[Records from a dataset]
↓

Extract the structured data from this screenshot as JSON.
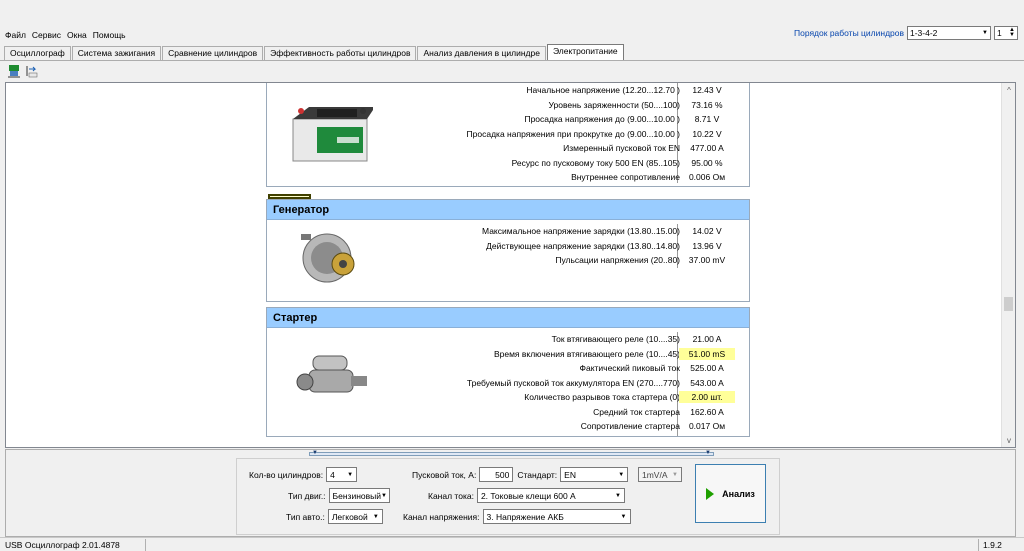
{
  "menu": [
    "Файл",
    "Сервис",
    "Окна",
    "Помощь"
  ],
  "cylinder_order": {
    "label": "Порядок работы цилиндров",
    "value": "1-3-4-2",
    "spin": "1"
  },
  "tabs": [
    "Осциллограф",
    "Система зажигания",
    "Сравнение цилиндров",
    "Эффективность работы цилиндров",
    "Анализ давления в цилиндре",
    "Электропитание"
  ],
  "battery": {
    "rows": [
      {
        "label": "Начальное напряжение (12.20...12.70 )",
        "value": "12.43 V",
        "highlight": false
      },
      {
        "label": "Уровень заряженности (50....100)",
        "value": "73.16 %",
        "highlight": false
      },
      {
        "label": "Просадка напряжения до (9.00...10.00 )",
        "value": "8.71 V",
        "highlight": false
      },
      {
        "label": "Просадка напряжения при прокрутке до (9.00...10.00 )",
        "value": "10.22 V",
        "highlight": false
      },
      {
        "label": "Измеренный пусковой ток EN",
        "value": "477.00 A",
        "highlight": false
      },
      {
        "label": "Ресурс по пусковому току 500 EN (85..105)",
        "value": "95.00 %",
        "highlight": false
      },
      {
        "label": "Внутреннее сопротивление",
        "value": "0.006 Ом",
        "highlight": false
      }
    ]
  },
  "generator": {
    "title": "Генератор",
    "rows": [
      {
        "label": "Максимальное напряжение зарядки (13.80..15.00)",
        "value": "14.02 V",
        "highlight": false
      },
      {
        "label": "Действующее напряжение зарядки (13.80..14.80)",
        "value": "13.96 V",
        "highlight": false
      },
      {
        "label": "Пульсации напряжения (20..80)",
        "value": "37.00 mV",
        "highlight": false
      }
    ]
  },
  "starter": {
    "title": "Стартер",
    "rows": [
      {
        "label": "Ток втягивающего реле (10....35)",
        "value": "21.00 A",
        "highlight": false
      },
      {
        "label": "Время включения втягивающего реле (10....45)",
        "value": "51.00 mS",
        "highlight": true
      },
      {
        "label": "Фактический пиковый ток",
        "value": "525.00 A",
        "highlight": false
      },
      {
        "label": "Требуемый пусковой ток аккумулятора EN (270....770)",
        "value": "543.00 A",
        "highlight": false
      },
      {
        "label": "Количество разрывов тока стартера (0)",
        "value": "2.00 шт.",
        "highlight": true
      },
      {
        "label": "Средний ток стартера",
        "value": "162.60 A",
        "highlight": false
      },
      {
        "label": "Сопротивление стартера",
        "value": "0.017 Ом",
        "highlight": false
      }
    ]
  },
  "controls": {
    "cyl_count_label": "Кол-во цилиндров:",
    "cyl_count": "4",
    "engine_type_label": "Тип двиг.:",
    "engine_type": "Бензиновый",
    "car_type_label": "Тип авто.:",
    "car_type": "Легковой",
    "start_current_label": "Пусковой ток, А:",
    "start_current": "500",
    "standard_label": "Стандарт:",
    "standard": "EN",
    "current_channel_label": "Канал тока:",
    "current_channel": "2. Токовые клещи 600 A",
    "voltage_channel_label": "Канал напряжения:",
    "voltage_channel": "3. Напряжение АКБ",
    "scale": "1mV/A",
    "analyze": "Анализ"
  },
  "status": {
    "app": "USB Осциллограф 2.01.4878",
    "version": "1.9.2"
  }
}
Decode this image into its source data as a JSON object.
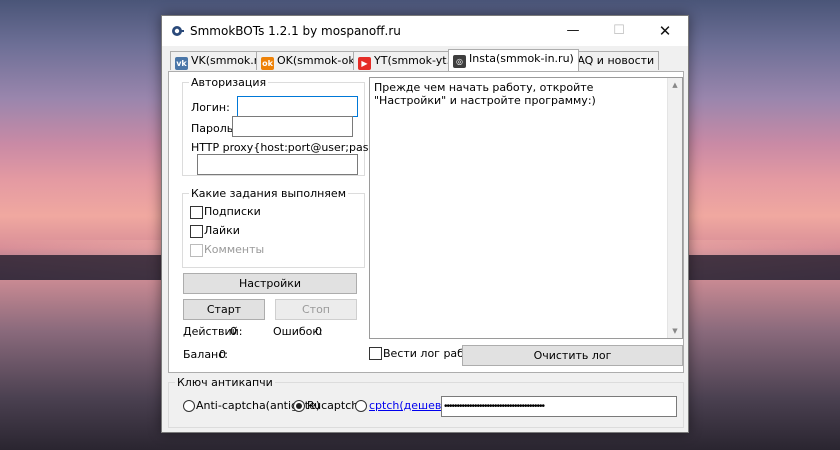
{
  "window": {
    "title": "SmmokBOTs 1.2.1 by mospanoff.ru"
  },
  "tabs": [
    {
      "label": "VK(smmok.ru)",
      "icon": "vk-icon"
    },
    {
      "label": "OK(smmok-ok.ru)",
      "icon": "odnoklassniki-icon"
    },
    {
      "label": "YT(smmok-yt.ru)",
      "icon": "youtube-icon"
    },
    {
      "label": "Insta(smmok-in.ru)",
      "icon": "instagram-icon",
      "active": true
    },
    {
      "label": "FAQ и новости",
      "icon": "question-icon"
    }
  ],
  "auth": {
    "group_label": "Авторизация",
    "login_label": "Логин:",
    "login_value": "",
    "password_label": "Пароль:",
    "password_value": "",
    "proxy_label": "HTTP proxy{host:port@user;password}",
    "proxy_value": ""
  },
  "tasks": {
    "group_label": "Какие задания выполняем",
    "items": [
      {
        "label": "Подписки",
        "checked": false,
        "enabled": true
      },
      {
        "label": "Лайки",
        "checked": false,
        "enabled": true
      },
      {
        "label": "Комменты",
        "checked": false,
        "enabled": false
      }
    ]
  },
  "buttons": {
    "settings": "Настройки",
    "start": "Старт",
    "stop": "Стоп",
    "clear_log": "Очистить лог"
  },
  "stats": {
    "actions_label": "Действий:",
    "actions_value": "0",
    "errors_label": "Ошибок:",
    "errors_value": "0",
    "balance_label": "Баланс:",
    "balance_value": "0"
  },
  "log": {
    "text": "Прежде чем начать работу, откройте \"Настройки\" и настройте программу:)",
    "keep_log_label": "Вести лог работы",
    "keep_log_checked": false
  },
  "captcha": {
    "group_label": "Ключ антикапчи",
    "options": [
      {
        "label": "Anti-captcha(antigate)",
        "selected": false
      },
      {
        "label": "Rucaptcha",
        "selected": true
      },
      {
        "label": "cptch(дешево)",
        "selected": false,
        "is_link": true
      }
    ],
    "key_value": "••••••••••••••••••••••••••••••••••••••••"
  },
  "colors": {
    "accent": "#0078d7",
    "link": "#0000ee",
    "window_bg": "#f0f0f0"
  }
}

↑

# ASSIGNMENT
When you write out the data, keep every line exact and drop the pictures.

# ANSWER BELOW
Extract the structured data from this screenshot as JSON.
{
  "menu": [
    "Файл",
    "Сервис",
    "Окна",
    "Помощь"
  ],
  "cylinder_order": {
    "label": "Порядок работы цилиндров",
    "value": "1-3-4-2",
    "spin": "1"
  },
  "tabs": [
    "Осциллограф",
    "Система зажигания",
    "Сравнение цилиндров",
    "Эффективность работы цилиндров",
    "Анализ давления в цилиндре",
    "Электропитание"
  ],
  "battery": {
    "rows": [
      {
        "label": "Начальное напряжение (12.20...12.70 )",
        "value": "12.43 V",
        "highlight": false
      },
      {
        "label": "Уровень заряженности (50....100)",
        "value": "73.16 %",
        "highlight": false
      },
      {
        "label": "Просадка напряжения до (9.00...10.00 )",
        "value": "8.71 V",
        "highlight": false
      },
      {
        "label": "Просадка напряжения при прокрутке до (9.00...10.00 )",
        "value": "10.22 V",
        "highlight": false
      },
      {
        "label": "Измеренный пусковой ток EN",
        "value": "477.00 A",
        "highlight": false
      },
      {
        "label": "Ресурс по пусковому току 500 EN (85..105)",
        "value": "95.00 %",
        "highlight": false
      },
      {
        "label": "Внутреннее сопротивление",
        "value": "0.006 Ом",
        "highlight": false
      }
    ]
  },
  "generator": {
    "title": "Генератор",
    "rows": [
      {
        "label": "Максимальное напряжение зарядки (13.80..15.00)",
        "value": "14.02 V",
        "highlight": false
      },
      {
        "label": "Действующее напряжение зарядки (13.80..14.80)",
        "value": "13.96 V",
        "highlight": false
      },
      {
        "label": "Пульсации напряжения (20..80)",
        "value": "37.00 mV",
        "highlight": false
      }
    ]
  },
  "starter": {
    "title": "Стартер",
    "rows": [
      {
        "label": "Ток втягивающего реле (10....35)",
        "value": "21.00 A",
        "highlight": false
      },
      {
        "label": "Время включения втягивающего реле (10....45)",
        "value": "51.00 mS",
        "highlight": true
      },
      {
        "label": "Фактический пиковый ток",
        "value": "525.00 A",
        "highlight": false
      },
      {
        "label": "Требуемый пусковой ток аккумулятора EN (270....770)",
        "value": "543.00 A",
        "highlight": false
      },
      {
        "label": "Количество разрывов тока стартера (0)",
        "value": "2.00 шт.",
        "highlight": true
      },
      {
        "label": "Средний ток стартера",
        "value": "162.60 A",
        "highlight": false
      },
      {
        "label": "Сопротивление стартера",
        "value": "0.017 Ом",
        "highlight": false
      }
    ]
  },
  "controls": {
    "cyl_count_label": "Кол-во цилиндров:",
    "cyl_count": "4",
    "engine_type_label": "Тип двиг.:",
    "engine_type": "Бензиновый",
    "car_type_label": "Тип авто.:",
    "car_type": "Легковой",
    "start_current_label": "Пусковой ток, А:",
    "start_current": "500",
    "standard_label": "Стандарт:",
    "standard": "EN",
    "current_channel_label": "Канал тока:",
    "current_channel": "2. Токовые клещи 600 A",
    "voltage_channel_label": "Канал напряжения:",
    "voltage_channel": "3. Напряжение АКБ",
    "scale": "1mV/A",
    "analyze": "Анализ"
  },
  "status": {
    "app": "USB Осциллограф 2.01.4878",
    "version": "1.9.2"
  }
}
Decode this image into its source data as a JSON object.
{
  "window": {
    "title": "SmmokBOTs 1.2.1 by mospanoff.ru"
  },
  "tabs": [
    {
      "label": "VK(smmok.ru)",
      "icon": "vk-icon"
    },
    {
      "label": "OK(smmok-ok.ru)",
      "icon": "odnoklassniki-icon"
    },
    {
      "label": "YT(smmok-yt.ru)",
      "icon": "youtube-icon"
    },
    {
      "label": "Insta(smmok-in.ru)",
      "icon": "instagram-icon",
      "active": true
    },
    {
      "label": "FAQ и новости",
      "icon": "question-icon"
    }
  ],
  "auth": {
    "group_label": "Авторизация",
    "login_label": "Логин:",
    "login_value": "",
    "password_label": "Пароль:",
    "password_value": "",
    "proxy_label": "HTTP proxy{host:port@user;password}",
    "proxy_value": ""
  },
  "tasks": {
    "group_label": "Какие задания выполняем",
    "items": [
      {
        "label": "Подписки",
        "checked": false,
        "enabled": true
      },
      {
        "label": "Лайки",
        "checked": false,
        "enabled": true
      },
      {
        "label": "Комменты",
        "checked": false,
        "enabled": false
      }
    ]
  },
  "buttons": {
    "settings": "Настройки",
    "start": "Старт",
    "stop": "Стоп",
    "clear_log": "Очистить лог"
  },
  "stats": {
    "actions_label": "Действий:",
    "actions_value": "0",
    "errors_label": "Ошибок:",
    "errors_value": "0",
    "balance_label": "Баланс:",
    "balance_value": "0"
  },
  "log": {
    "text": "Прежде чем начать работу, откройте \"Настройки\" и настройте программу:)",
    "keep_log_label": "Вести лог работы",
    "keep_log_checked": false
  },
  "captcha": {
    "group_label": "Ключ антикапчи",
    "options": [
      {
        "label": "Anti-captcha(antigate)",
        "selected": false
      },
      {
        "label": "Rucaptcha",
        "selected": true
      },
      {
        "label": "cptch(дешево)",
        "selected": false,
        "is_link": true
      }
    ],
    "key_value": "••••••••••••••••••••••••••••••••••••••••"
  },
  "colors": {
    "accent": "#0078d7",
    "link": "#0000ee",
    "window_bg": "#f0f0f0"
  }
}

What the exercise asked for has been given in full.